_Task_: From the records that follow, copy every line that contains the word "this".

_Material supplied_:
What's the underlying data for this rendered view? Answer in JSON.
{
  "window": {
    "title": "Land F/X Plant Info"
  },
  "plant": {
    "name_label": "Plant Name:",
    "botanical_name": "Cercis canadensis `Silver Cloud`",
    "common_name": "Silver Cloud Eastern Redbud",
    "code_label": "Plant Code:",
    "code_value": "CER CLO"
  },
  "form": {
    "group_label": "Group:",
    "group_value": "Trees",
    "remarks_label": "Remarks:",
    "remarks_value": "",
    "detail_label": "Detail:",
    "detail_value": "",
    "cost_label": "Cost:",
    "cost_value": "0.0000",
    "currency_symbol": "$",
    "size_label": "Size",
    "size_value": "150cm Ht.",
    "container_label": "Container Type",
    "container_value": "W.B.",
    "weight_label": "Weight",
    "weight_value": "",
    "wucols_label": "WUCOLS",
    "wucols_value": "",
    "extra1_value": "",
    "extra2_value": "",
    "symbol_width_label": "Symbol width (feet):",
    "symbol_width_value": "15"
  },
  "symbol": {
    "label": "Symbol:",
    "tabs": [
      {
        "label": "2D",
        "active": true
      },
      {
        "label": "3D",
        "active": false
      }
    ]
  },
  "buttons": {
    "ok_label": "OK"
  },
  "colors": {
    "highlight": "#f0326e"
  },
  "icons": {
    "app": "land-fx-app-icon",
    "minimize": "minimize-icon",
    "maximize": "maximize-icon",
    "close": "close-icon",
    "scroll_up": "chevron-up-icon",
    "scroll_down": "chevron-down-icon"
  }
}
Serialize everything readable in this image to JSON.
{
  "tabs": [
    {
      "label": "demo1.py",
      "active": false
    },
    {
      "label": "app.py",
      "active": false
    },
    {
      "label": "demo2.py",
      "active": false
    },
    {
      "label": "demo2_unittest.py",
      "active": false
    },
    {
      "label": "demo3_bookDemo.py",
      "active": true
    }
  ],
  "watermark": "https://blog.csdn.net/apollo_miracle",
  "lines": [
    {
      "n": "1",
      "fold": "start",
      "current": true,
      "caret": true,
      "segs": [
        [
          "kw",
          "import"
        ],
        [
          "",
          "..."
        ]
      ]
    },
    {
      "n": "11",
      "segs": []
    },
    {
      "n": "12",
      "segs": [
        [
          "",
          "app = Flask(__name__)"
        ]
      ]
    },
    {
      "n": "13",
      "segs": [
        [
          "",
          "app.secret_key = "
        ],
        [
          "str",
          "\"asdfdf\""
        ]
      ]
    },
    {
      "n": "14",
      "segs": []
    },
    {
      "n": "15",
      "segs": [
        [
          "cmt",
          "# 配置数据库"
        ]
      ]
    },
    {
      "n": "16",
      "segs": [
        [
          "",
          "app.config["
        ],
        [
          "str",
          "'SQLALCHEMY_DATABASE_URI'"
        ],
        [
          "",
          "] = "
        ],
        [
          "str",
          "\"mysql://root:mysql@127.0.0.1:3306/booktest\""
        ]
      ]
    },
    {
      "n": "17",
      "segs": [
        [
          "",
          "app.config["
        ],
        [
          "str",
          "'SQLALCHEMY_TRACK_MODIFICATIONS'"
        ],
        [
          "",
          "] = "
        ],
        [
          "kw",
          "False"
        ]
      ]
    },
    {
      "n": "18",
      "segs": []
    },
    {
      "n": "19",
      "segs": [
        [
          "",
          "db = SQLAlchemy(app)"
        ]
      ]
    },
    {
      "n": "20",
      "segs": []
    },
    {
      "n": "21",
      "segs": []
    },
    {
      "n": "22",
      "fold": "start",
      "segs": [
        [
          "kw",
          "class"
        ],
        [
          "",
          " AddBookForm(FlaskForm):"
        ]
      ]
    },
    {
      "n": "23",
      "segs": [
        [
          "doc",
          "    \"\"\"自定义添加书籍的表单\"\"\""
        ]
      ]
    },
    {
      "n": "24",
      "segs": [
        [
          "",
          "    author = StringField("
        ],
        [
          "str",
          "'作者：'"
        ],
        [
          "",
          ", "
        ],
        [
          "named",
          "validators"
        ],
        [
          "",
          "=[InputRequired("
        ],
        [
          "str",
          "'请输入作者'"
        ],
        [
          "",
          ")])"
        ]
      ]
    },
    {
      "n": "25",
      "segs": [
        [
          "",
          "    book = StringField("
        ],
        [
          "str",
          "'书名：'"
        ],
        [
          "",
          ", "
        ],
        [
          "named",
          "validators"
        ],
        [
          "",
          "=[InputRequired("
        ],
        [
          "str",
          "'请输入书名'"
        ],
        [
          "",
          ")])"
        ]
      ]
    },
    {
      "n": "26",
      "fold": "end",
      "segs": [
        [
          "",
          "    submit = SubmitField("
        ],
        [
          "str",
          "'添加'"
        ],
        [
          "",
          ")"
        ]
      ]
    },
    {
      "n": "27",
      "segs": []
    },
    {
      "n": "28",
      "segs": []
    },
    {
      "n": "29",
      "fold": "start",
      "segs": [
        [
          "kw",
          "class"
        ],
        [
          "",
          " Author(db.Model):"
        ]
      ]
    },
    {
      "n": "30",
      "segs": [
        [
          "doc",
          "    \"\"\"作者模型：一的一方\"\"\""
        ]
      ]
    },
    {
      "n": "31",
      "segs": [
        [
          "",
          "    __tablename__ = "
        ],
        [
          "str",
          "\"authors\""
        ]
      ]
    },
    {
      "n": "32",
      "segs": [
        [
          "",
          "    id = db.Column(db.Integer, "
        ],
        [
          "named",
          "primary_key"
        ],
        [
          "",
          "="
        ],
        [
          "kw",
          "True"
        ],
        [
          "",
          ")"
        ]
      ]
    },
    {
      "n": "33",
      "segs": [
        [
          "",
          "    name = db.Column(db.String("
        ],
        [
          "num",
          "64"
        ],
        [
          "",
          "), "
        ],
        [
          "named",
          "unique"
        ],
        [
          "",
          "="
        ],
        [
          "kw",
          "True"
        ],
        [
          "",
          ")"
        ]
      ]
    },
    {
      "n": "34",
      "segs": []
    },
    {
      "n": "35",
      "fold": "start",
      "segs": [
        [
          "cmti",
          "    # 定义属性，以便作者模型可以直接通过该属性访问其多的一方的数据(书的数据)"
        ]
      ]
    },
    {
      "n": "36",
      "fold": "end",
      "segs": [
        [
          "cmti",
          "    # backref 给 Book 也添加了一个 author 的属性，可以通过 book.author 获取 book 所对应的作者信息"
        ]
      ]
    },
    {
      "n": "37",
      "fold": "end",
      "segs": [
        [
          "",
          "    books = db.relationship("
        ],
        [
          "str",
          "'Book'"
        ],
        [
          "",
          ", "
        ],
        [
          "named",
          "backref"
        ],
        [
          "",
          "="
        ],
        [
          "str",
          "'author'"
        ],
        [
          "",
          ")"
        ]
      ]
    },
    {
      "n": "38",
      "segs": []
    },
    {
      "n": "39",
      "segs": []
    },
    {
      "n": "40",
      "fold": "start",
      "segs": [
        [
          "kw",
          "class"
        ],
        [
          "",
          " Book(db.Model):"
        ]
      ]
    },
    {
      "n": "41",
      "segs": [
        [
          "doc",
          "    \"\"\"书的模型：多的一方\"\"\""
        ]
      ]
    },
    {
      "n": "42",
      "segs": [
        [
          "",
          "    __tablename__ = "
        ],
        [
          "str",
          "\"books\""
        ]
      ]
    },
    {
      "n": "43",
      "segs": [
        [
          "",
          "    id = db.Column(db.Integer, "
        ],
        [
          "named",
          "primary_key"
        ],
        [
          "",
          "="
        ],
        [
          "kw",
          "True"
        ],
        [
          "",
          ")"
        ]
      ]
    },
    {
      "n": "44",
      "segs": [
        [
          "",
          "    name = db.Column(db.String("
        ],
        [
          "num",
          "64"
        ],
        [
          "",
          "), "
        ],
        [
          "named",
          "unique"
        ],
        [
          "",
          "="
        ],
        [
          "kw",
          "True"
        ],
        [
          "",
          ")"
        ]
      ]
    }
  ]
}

_Written answer_:
What's the underlying data for this rendered view? Answer in JSON.
Serialize everything readable in this image to JSON.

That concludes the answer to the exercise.